“Drug abuse drives drug trafficking,” says Michael Spencer, president of North American Security Solutions, a Vandalia, Ohio, company that conducts undercover drug investigations for automakers and other private employers. “If you’re selling drugs, you do it in high-traffic areas such as auto factories.”
Macomb County prosecutor Carl Marlinga says the arrests at auto plants reflect that drugs are a lingering problem that won’t go away.
Some experts see it as the dark side of the auto industry’s current prosperity.
Overtime and record profit-sharing checks are fattening pockets, allowing some workers to embrace more expensive drugs.

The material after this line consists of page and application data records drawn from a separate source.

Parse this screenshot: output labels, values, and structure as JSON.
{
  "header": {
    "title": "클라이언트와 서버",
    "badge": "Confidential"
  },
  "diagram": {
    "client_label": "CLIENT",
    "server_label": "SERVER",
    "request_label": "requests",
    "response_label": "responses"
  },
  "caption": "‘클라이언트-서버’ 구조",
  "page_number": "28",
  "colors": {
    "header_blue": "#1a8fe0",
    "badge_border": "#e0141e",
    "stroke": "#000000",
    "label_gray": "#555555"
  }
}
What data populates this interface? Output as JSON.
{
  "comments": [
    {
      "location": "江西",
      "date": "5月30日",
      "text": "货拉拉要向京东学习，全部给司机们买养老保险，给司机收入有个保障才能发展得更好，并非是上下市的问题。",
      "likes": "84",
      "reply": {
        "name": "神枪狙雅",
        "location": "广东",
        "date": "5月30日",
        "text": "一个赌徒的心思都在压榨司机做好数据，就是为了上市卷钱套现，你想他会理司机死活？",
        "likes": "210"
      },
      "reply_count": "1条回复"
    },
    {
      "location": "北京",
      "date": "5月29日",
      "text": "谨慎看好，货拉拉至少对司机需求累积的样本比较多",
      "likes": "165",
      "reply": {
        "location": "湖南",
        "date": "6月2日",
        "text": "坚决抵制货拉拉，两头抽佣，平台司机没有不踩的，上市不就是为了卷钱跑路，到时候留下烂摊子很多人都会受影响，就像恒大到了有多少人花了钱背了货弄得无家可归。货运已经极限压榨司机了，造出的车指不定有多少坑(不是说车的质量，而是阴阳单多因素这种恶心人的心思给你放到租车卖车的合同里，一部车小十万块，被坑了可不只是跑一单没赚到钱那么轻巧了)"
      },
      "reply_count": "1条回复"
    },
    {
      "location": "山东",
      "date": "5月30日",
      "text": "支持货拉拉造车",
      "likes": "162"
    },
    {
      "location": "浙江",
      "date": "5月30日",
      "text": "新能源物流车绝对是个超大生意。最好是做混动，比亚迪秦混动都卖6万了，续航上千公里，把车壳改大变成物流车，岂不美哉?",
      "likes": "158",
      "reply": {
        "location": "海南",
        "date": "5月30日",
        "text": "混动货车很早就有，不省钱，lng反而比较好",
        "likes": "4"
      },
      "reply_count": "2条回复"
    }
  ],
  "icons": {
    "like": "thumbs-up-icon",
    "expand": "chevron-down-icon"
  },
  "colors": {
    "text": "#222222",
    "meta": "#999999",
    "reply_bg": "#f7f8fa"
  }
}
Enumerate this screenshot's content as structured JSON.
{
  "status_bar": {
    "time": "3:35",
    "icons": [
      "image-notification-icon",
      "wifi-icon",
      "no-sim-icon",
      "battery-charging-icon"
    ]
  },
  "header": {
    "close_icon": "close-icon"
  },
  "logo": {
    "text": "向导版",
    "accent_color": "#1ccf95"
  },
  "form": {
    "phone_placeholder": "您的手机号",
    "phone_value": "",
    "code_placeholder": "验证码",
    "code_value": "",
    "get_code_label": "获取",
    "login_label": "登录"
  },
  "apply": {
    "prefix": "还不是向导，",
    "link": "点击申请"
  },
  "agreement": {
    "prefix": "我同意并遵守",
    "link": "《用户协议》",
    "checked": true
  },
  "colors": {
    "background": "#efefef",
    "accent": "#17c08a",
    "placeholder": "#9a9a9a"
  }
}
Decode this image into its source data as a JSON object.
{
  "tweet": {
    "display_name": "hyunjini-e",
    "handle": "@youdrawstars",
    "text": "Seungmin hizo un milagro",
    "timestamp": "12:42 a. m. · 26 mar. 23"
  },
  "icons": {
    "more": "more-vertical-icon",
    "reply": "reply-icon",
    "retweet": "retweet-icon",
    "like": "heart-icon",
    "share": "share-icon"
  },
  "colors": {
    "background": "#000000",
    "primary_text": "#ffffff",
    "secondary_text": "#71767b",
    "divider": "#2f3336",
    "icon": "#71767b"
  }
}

During a recent undercover investigation at an undisclosed auto plant, agents for Professional Corporate Intelligence made drug purchases that totaled $13,000 in one week, said Michael Garrison, president of Professional Corporate Intelligence, a St. Joseph, Mich., company that conducts undercover drug and theft investigations.
“Every plant has a problem—whether it’s alcohol or illegal drugs,” Garrison said. “Heroin is making a big comeback among workers everywhere,” Spencer said.
Worker Drug Use A Major Concern
* Drug-using employees at GM average 40 days sick leave each year compared to 4.5 days for non-users.
* 13.9 million people, 6 percent of the population over 12 years old, has used drugs in the past 30 days.
* 8.3 million adults, 73 percent of all current drug users aged 18 and older, were employed in 1997.
Highest Rate of Illicit Drug Use
Job—Percent of use
Food service workers—11.2
Source: Substance Abuse and Mental Health Services Administration
Tips Launch Probes
Acting on tips from workers, automakers have launched investigations in recent years to quell drug trafficking in plants.
April: DaimlerChrysler, Warren truck plant, 11 arrests
March: GM, Doraville, Ga., minivan plant, 13 arrests
February: GM, Saginaw foundry, 11 arrests
January: DaimlerChrysler, Kokomo, Ind., transmission plant, 17 arrests
December 1998: Delphi, Columbus, Ohio, trim, 15 arrests
November 1998: GM, Toledo, transmission plant, six arrests
April 1997: DaimlerChrysler, St. Louis truck/minivan plants, 26 arrests